Records from a dataset
↓↓↓
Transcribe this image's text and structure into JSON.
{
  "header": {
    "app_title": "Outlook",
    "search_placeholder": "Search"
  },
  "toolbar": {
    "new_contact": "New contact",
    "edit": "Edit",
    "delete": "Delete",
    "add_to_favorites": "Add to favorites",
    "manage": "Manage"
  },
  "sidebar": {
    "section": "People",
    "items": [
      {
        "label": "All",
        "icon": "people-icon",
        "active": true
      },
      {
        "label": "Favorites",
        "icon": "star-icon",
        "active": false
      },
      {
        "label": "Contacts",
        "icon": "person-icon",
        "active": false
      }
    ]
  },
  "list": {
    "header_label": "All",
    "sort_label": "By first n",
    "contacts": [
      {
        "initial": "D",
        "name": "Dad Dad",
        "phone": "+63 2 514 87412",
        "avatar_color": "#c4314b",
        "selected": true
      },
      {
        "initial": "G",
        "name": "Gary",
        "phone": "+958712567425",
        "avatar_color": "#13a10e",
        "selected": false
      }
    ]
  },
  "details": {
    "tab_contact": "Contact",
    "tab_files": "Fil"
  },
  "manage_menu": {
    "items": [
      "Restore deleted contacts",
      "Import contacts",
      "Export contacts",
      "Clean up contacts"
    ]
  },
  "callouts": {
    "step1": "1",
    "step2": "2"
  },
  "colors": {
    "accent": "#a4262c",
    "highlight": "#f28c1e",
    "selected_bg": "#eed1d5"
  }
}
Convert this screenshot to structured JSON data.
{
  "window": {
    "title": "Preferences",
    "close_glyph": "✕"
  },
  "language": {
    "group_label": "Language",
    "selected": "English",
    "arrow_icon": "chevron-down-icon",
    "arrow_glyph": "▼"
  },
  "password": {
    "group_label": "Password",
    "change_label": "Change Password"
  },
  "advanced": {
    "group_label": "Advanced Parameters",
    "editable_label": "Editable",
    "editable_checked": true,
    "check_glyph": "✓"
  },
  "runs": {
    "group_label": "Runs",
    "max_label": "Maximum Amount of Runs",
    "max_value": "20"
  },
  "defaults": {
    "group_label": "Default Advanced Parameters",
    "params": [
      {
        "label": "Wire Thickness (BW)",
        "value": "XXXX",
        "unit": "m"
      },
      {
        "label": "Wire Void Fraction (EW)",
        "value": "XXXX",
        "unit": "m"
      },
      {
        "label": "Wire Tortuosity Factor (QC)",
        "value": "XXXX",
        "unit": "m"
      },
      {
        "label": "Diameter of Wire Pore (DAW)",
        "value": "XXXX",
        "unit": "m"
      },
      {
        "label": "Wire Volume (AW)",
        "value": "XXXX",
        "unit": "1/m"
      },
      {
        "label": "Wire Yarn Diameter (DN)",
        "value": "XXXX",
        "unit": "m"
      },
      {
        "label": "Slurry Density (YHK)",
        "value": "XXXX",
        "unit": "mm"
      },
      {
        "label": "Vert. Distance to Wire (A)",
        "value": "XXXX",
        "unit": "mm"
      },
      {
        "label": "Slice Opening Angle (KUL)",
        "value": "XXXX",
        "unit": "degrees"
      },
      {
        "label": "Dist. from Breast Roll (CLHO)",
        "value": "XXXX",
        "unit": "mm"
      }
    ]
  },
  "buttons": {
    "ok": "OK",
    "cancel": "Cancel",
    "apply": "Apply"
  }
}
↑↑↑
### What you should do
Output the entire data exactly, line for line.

### Solution to this problem
Transcribe this image's text and structure into JSON.
{
  "header": {
    "app_title": "Outlook",
    "search_placeholder": "Search"
  },
  "toolbar": {
    "new_contact": "New contact",
    "edit": "Edit",
    "delete": "Delete",
    "add_to_favorites": "Add to favorites",
    "manage": "Manage"
  },
  "sidebar": {
    "section": "People",
    "items": [
      {
        "label": "All",
        "icon": "people-icon",
        "active": true
      },
      {
        "label": "Favorites",
        "icon": "star-icon",
        "active": false
      },
      {
        "label": "Contacts",
        "icon": "person-icon",
        "active": false
      }
    ]
  },
  "list": {
    "header_label": "All",
    "sort_label": "By first n",
    "contacts": [
      {
        "initial": "D",
        "name": "Dad Dad",
        "phone": "+63 2 514 87412",
        "avatar_color": "#c4314b",
        "selected": true
      },
      {
        "initial": "G",
        "name": "Gary",
        "phone": "+958712567425",
        "avatar_color": "#13a10e",
        "selected": false
      }
    ]
  },
  "details": {
    "tab_contact": "Contact",
    "tab_files": "Fil"
  },
  "manage_menu": {
    "items": [
      "Restore deleted contacts",
      "Import contacts",
      "Export contacts",
      "Clean up contacts"
    ]
  },
  "callouts": {
    "step1": "1",
    "step2": "2"
  },
  "colors": {
    "accent": "#a4262c",
    "highlight": "#f28c1e",
    "selected_bg": "#eed1d5"
  }
}
Convert this screenshot to structured JSON data.
{
  "window": {
    "title": "Preferences",
    "close_glyph": "✕"
  },
  "language": {
    "group_label": "Language",
    "selected": "English",
    "arrow_icon": "chevron-down-icon",
    "arrow_glyph": "▼"
  },
  "password": {
    "group_label": "Password",
    "change_label": "Change Password"
  },
  "advanced": {
    "group_label": "Advanced Parameters",
    "editable_label": "Editable",
    "editable_checked": true,
    "check_glyph": "✓"
  },
  "runs": {
    "group_label": "Runs",
    "max_label": "Maximum Amount of Runs",
    "max_value": "20"
  },
  "defaults": {
    "group_label": "Default Advanced Parameters",
    "params": [
      {
        "label": "Wire Thickness (BW)",
        "value": "XXXX",
        "unit": "m"
      },
      {
        "label": "Wire Void Fraction (EW)",
        "value": "XXXX",
        "unit": "m"
      },
      {
        "label": "Wire Tortuosity Factor (QC)",
        "value": "XXXX",
        "unit": "m"
      },
      {
        "label": "Diameter of Wire Pore (DAW)",
        "value": "XXXX",
        "unit": "m"
      },
      {
        "label": "Wire Volume (AW)",
        "value": "XXXX",
        "unit": "1/m"
      },
      {
        "label": "Wire Yarn Diameter (DN)",
        "value": "XXXX",
        "unit": "m"
      },
      {
        "label": "Slurry Density (YHK)",
        "value": "XXXX",
        "unit": "mm"
      },
      {
        "label": "Vert. Distance to Wire (A)",
        "value": "XXXX",
        "unit": "mm"
      },
      {
        "label": "Slice Opening Angle (KUL)",
        "value": "XXXX",
        "unit": "degrees"
      },
      {
        "label": "Dist. from Breast Roll (CLHO)",
        "value": "XXXX",
        "unit": "mm"
      }
    ]
  },
  "buttons": {
    "ok": "OK",
    "cancel": "Cancel",
    "apply": "Apply"
  }
}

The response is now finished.